Search string "Model": state how many lines in the material below contain it, and nothing else.

## Entries provided
────────

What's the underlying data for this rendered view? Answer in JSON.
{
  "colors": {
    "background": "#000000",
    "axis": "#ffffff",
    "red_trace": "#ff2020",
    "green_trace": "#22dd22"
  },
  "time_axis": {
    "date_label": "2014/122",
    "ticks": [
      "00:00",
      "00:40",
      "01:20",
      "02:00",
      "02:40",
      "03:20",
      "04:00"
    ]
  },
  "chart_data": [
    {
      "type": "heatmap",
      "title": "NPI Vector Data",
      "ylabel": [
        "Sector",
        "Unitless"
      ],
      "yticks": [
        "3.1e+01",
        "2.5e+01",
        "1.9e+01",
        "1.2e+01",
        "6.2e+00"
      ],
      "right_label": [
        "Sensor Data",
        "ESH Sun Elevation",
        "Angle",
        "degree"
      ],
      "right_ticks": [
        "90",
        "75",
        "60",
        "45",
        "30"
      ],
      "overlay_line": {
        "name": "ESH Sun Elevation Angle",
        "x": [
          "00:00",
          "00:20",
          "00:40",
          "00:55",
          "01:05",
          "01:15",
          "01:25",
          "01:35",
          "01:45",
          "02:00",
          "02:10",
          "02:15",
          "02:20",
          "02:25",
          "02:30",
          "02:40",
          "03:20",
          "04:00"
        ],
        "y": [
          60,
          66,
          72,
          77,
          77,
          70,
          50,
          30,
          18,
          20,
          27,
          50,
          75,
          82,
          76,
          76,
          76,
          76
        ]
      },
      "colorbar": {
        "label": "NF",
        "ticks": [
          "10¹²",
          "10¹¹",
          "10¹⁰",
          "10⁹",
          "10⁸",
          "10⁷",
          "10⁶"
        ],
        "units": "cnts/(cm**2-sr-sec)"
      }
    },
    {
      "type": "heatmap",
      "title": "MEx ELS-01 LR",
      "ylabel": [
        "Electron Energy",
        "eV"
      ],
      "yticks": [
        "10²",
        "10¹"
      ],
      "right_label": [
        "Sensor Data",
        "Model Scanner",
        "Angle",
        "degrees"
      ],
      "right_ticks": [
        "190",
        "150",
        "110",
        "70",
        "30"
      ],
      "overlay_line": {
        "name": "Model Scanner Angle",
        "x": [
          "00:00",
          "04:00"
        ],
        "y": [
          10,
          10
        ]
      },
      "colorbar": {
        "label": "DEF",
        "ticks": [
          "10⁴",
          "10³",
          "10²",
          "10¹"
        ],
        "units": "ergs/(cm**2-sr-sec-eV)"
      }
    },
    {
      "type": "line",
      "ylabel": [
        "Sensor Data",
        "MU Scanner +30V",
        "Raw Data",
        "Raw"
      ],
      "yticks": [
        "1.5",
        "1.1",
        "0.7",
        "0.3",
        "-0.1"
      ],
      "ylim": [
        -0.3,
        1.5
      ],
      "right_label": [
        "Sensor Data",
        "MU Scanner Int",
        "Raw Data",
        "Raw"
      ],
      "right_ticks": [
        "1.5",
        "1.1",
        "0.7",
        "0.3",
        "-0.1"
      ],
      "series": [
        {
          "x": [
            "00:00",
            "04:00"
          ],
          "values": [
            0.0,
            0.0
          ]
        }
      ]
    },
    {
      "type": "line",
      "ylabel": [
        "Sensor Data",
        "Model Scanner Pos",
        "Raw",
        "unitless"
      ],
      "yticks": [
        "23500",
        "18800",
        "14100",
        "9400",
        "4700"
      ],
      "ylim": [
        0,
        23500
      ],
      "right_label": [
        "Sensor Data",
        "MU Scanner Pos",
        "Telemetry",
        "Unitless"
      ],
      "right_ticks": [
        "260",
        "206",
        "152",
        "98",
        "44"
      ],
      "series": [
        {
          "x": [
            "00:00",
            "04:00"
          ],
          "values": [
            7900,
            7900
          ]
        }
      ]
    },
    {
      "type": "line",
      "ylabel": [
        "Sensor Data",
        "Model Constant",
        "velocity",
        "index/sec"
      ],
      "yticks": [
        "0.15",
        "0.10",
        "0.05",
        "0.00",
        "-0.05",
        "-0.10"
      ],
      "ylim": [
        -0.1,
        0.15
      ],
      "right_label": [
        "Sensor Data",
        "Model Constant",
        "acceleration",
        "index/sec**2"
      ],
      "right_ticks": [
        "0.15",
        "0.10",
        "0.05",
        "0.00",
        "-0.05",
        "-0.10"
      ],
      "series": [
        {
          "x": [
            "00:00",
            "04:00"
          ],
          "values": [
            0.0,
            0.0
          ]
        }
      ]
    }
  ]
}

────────

## Response
5